The Covid-19 Pandemic in the Philippines

By | July 2, 2021

According to the WHO, the first recorded Covid-19 case in the Philippines was a Chinese citizen at the end of January 2020. However, the danger of an impending pandemic was downplayed by the Duterte regime and the coronavirus was able to spread – supported by the flow of goods on the world market, the international one Tourism and the fact that numerous Filipinos have to look for a livelihood overseas and accordingly get around the globe – continued to spread until more and more Covid 19 infections were found by mid-March 2020. With the local spread of the new virus, a radical policy shift took place: Instead of trivialization, authoritarian measures were now consistently on the agenda of the rulers.

The tough measures taken by the government – because they came too late and are essentially not aimed at eradicating the virus but solely at expanding power – could not prevent the virus from spreading. With the consequence that the Philippines quickly developed into the corona hotspot in Southeast Asia. Official information and figures on infections, deaths and recoveries, which should be treated with caution, are provided by the Philippine Ministry of Health’s coronavirus website.

As in the rest of the world, the coronavirus is causing very different levels of concern among the population and government in the Philippines. The population worries about their health, tries to avoid contagion and lives under the often miserable conditions of the pandemic. The government, on the other hand, is concerned about the functioning of the nation and tries to limit the damage to the population by the virus to a level that affects the country’s economic activity as little as possible. One measure that illustrates this contradiction was the so-called “community quarantine” from mid-March to mid-April in the capital region of Manila.

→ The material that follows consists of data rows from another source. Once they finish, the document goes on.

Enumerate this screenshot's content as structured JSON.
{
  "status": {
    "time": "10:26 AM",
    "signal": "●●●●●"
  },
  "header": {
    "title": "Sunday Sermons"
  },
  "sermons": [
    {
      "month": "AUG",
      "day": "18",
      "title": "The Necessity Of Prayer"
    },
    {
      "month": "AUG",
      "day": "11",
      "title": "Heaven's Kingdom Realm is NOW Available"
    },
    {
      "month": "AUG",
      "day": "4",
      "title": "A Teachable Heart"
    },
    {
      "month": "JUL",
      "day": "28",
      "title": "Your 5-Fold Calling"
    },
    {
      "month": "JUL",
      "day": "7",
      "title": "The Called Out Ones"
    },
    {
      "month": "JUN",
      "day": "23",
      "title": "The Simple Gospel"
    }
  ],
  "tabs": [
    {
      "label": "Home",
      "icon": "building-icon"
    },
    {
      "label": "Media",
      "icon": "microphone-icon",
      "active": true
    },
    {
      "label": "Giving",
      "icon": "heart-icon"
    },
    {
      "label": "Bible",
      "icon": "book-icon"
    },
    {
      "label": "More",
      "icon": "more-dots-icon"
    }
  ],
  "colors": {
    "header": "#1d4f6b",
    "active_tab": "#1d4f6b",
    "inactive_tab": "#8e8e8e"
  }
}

Since these regionally limited curfews had no effect and the virus continued to spread across the main island of Luzon, a three-month nationwide “lockdown” followed, which sentenced all under 18s and all elderly people to permanent house arrest, while the rest of the population fit for work was only allowed to leave one’s own four walls to work and shop. These harsh measures hit the poorest part of the population in particular, as this made it impossible for them to laboriously earn a living as a street vendor, while the cost of living rose sharply. Apart from the fact that the living conditions of most people are anyway not conducive to health and are extremely meager. The German-Philippine Friends eV in Düsseldorf provide critical documentation of the Philippine corona policy. The situation in the Philippines is traced in 9 parts so far: Part I, II, III, IV, V, VI, VII, VIII and XI.

The dual use of authoritarian anti-corona measures

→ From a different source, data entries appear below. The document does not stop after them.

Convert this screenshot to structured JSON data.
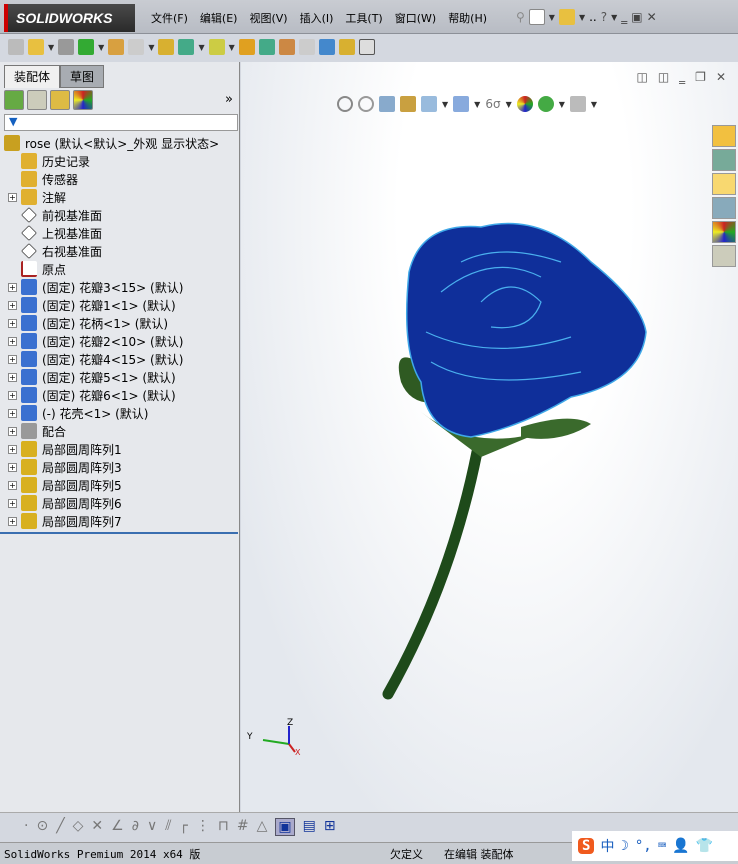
{
  "app": {
    "logo": "SOLIDWORKS"
  },
  "menu": [
    "文件(F)",
    "编辑(E)",
    "视图(V)",
    "插入(I)",
    "工具(T)",
    "窗口(W)",
    "帮助(H)"
  ],
  "panel": {
    "tabs": [
      "装配体",
      "草图"
    ],
    "more": "»",
    "filter": "▼"
  },
  "tree": [
    {
      "label": "rose  (默认<默认>_外观 显示状态>",
      "exp": false,
      "icon": "assembly",
      "c": "#c8a020"
    },
    {
      "label": "历史记录",
      "exp": false,
      "icon": "history",
      "c": "#e0b030"
    },
    {
      "label": "传感器",
      "exp": false,
      "icon": "sensor",
      "c": "#e0b030"
    },
    {
      "label": "注解",
      "exp": true,
      "icon": "annotation",
      "c": "#e0b030"
    },
    {
      "label": "前视基准面",
      "exp": false,
      "icon": "plane",
      "c": "#fff"
    },
    {
      "label": "上视基准面",
      "exp": false,
      "icon": "plane",
      "c": "#fff"
    },
    {
      "label": "右视基准面",
      "exp": false,
      "icon": "plane",
      "c": "#fff"
    },
    {
      "label": "原点",
      "exp": false,
      "icon": "origin",
      "c": "#fff"
    },
    {
      "label": "(固定) 花瓣3<15> (默认)",
      "exp": true,
      "icon": "part",
      "c": "#3a70d0"
    },
    {
      "label": "(固定) 花瓣1<1> (默认)",
      "exp": true,
      "icon": "part",
      "c": "#3a70d0"
    },
    {
      "label": "(固定) 花柄<1> (默认)",
      "exp": true,
      "icon": "part",
      "c": "#3a70d0"
    },
    {
      "label": "(固定) 花瓣2<10> (默认)",
      "exp": true,
      "icon": "part",
      "c": "#3a70d0"
    },
    {
      "label": "(固定) 花瓣4<15> (默认)",
      "exp": true,
      "icon": "part",
      "c": "#3a70d0"
    },
    {
      "label": "(固定) 花瓣5<1> (默认)",
      "exp": true,
      "icon": "part",
      "c": "#3a70d0"
    },
    {
      "label": "(固定) 花瓣6<1> (默认)",
      "exp": true,
      "icon": "part",
      "c": "#3a70d0"
    },
    {
      "label": "(-) 花壳<1> (默认)",
      "exp": true,
      "icon": "part",
      "c": "#3a70d0"
    },
    {
      "label": "配合",
      "exp": true,
      "icon": "mates",
      "c": "#999"
    },
    {
      "label": "局部圆周阵列1",
      "exp": true,
      "icon": "pattern",
      "c": "#d8b020"
    },
    {
      "label": "局部圆周阵列3",
      "exp": true,
      "icon": "pattern",
      "c": "#d8b020"
    },
    {
      "label": "局部圆周阵列5",
      "exp": true,
      "icon": "pattern",
      "c": "#d8b020"
    },
    {
      "label": "局部圆周阵列6",
      "exp": true,
      "icon": "pattern",
      "c": "#d8b020"
    },
    {
      "label": "局部圆周阵列7",
      "exp": true,
      "icon": "pattern",
      "c": "#d8b020"
    }
  ],
  "triad": {
    "x": "X",
    "y": "Y",
    "z": "Z"
  },
  "status": {
    "version": "SolidWorks Premium 2014 x64 版",
    "state": "欠定义",
    "mode": "在编辑 装配体"
  },
  "ime": {
    "lang": "中"
  }
}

While the curfews against the poor were draconian, the damage caused by the “lockdown” for the international business location Philippines should be as little as possible. Call centers and other internationally sought-after sectors of Filipino services remained open and were only marginally restricted by hygiene regulations. Not to mention high-ranking personalities from politics and business as well as the police and the military, whose demonstrative non-compliance with hygiene regulations was trivialized as a minor offense.

According to programingplease, the relaxation of the anti-corona measures after the world’s longest “lockdown” allows the population to go about their own business during the day – it is mandatory to wear a mask in public! – and to move at least partially freely. However, a night curfew still applies, the public is still characterized by the presence of heavily armed military, the state of emergency has not been lifted and freedom of expression and freedom of the press are not guaranteed. The measures to contain the coronavirus – like the “War on Drugs” before – serve the Duterte government as a pretext to hunt down opposition members, “undesirable people”, “street rabble” and other parts of society that are perceived as deviant or disturbing. The regime proves once again that implemented emergency measures are no longer withdrawn, but are used permanently against the population.

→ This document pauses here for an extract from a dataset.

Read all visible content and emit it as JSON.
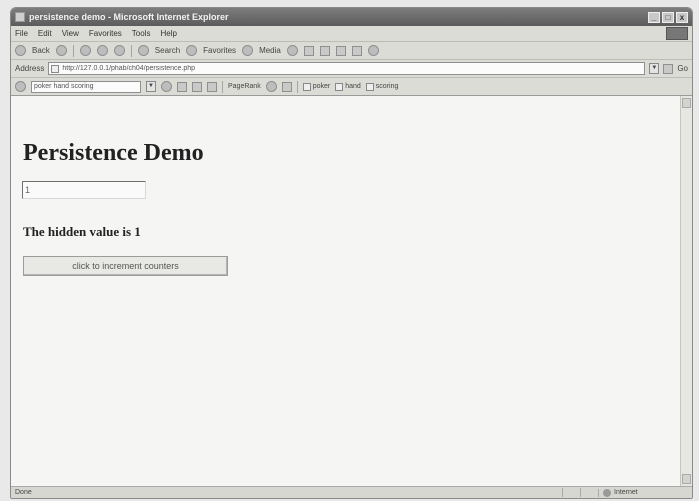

Covid-19 Pandemic in the Philippines

Health care

Fit for travel and the Philippine Ministry of Health Department of Health (DOH) provide information on how to stay healthy and keep fit and which precautionary measures are sensible and / or should be taken. The World Health Organization (WHO) provides additional information.

If you are interested in miraculous and less miraculous faith healers, then be careful of charlatanism. Unfortunately, many Filipinos in rural areas still like to rely on their traditional healers (hilot). Not least for cost reasons; Seven out of ten Filipinos still did not see a doctor during their lifetime.

Medical treatment and medication

Hospitals also accept (uninsured) foreigners. However, the desired or necessary medical treatment / services usually have to be paid for in advance and all prescriptions also cost extra.

Although pharmacies can often be found near the hospitals, in many cases they do not offer the selection and quick availability of medicines as at home. Medicines are very often expensive and you often have to queue for a long time at the prescription counter.


  • Asian Hospital – Manila
  • Cardinal Santos Medical Center – Manila
  • Makati Medical Center – Manila
  • Manila Doctor’s Hospital – Manila
  • Medical Center – Manila
  • Philippine General Hospital – Manila
  • St. Luke’s Medical Center – Manila
  • Doctors Hospital – Davao
  • Chong Hua Hospital – Cebu
  • Doctors Hospital – Cebu